Employers who are late filing their injury reports will be charged $100 on the first day they are late.
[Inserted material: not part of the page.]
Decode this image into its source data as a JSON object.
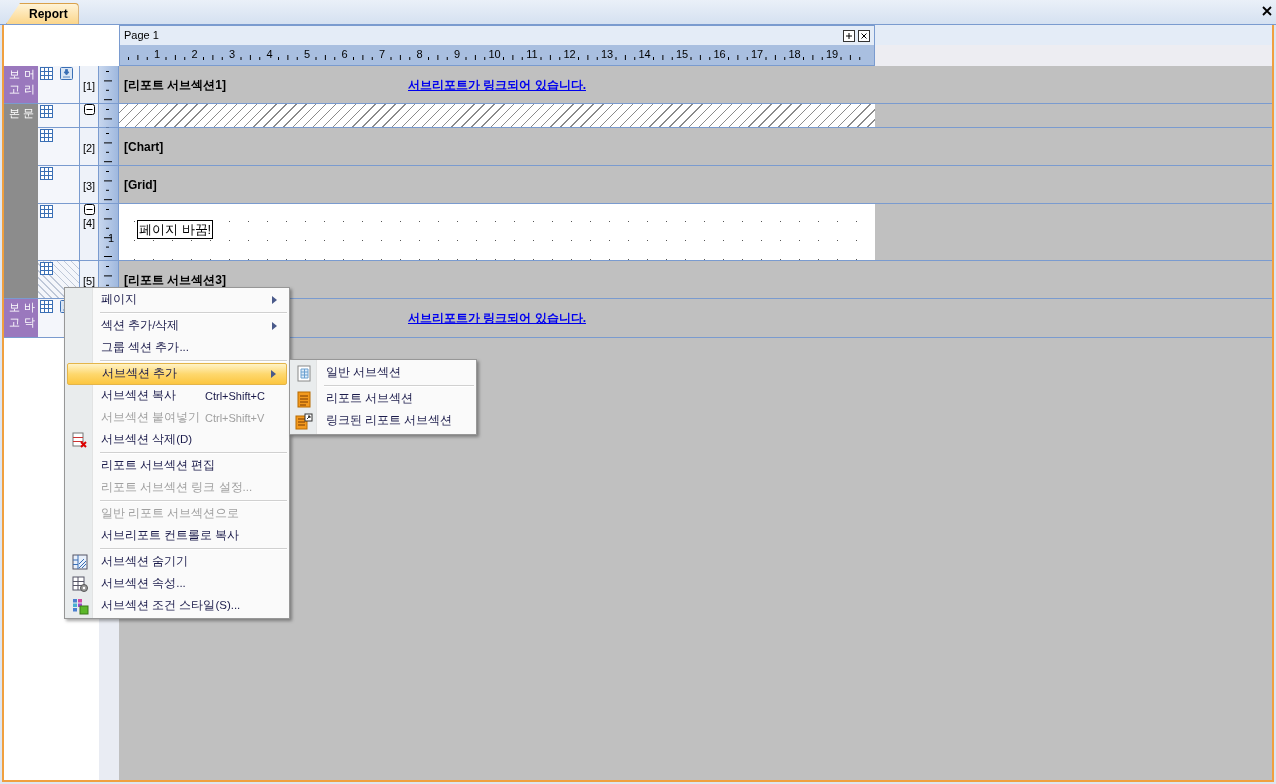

The fine will increase $25 for each additional day to a maximum of $500.

The Yukon Federation of Labour stands behind the board and disagrees with the chamber’s position, said Doug Rody, its director of policy and planning.

Having employers take an average of 40 days to file their injury reports is very surprising, said Rody.

And, having Karp look for another way to lower assessment rates, other than encouraging his members to get safer, shows the chamber president doesn’t understand the system, he said.

“It lets me know that Mr. Karp just doesn’t get it,” said Rody.

“It’s not the board that’s costing us anything, it’s the employers.

“The costs of claims have to be covered, and if it takes that kind of increase, then that’s what it takes.”

The highest rate increase, 27 per cent, was seen by the diamond drilling industry, which saw rates jump from $6.31 per $100 of payroll to $8.60, according to the workers’ compensation board.

Exploration and placer mining saw rates jump 12 per cent, to $4.76.

Lumberyards, carpenters and machine shops saw rates go up by seven per cent, to $2.09 per $100 of payroll.

 Industries involved in concrete construction, plumbing, excavation and other trades saw rates go up by 11 per cent, to $5.23.

Restaurants and retailers jumped by eight per cent, to $2.20, and hotels and wilderness tour operators jumped by nine per cent, to $3.30 per $100 of payroll, according to the board.

Industries that have seen a rate drop include farmers, surveyors and metal miners, who saw their rates drop by 14 per cent, to $3.61, and water-well drillers, air services and outfitters who saw their rates drop by 14 per cent, to $5.42.

Long-haul truckers, oil and gas drillers and sawmills also saw rates go down to $11.73, a drop of four per cent.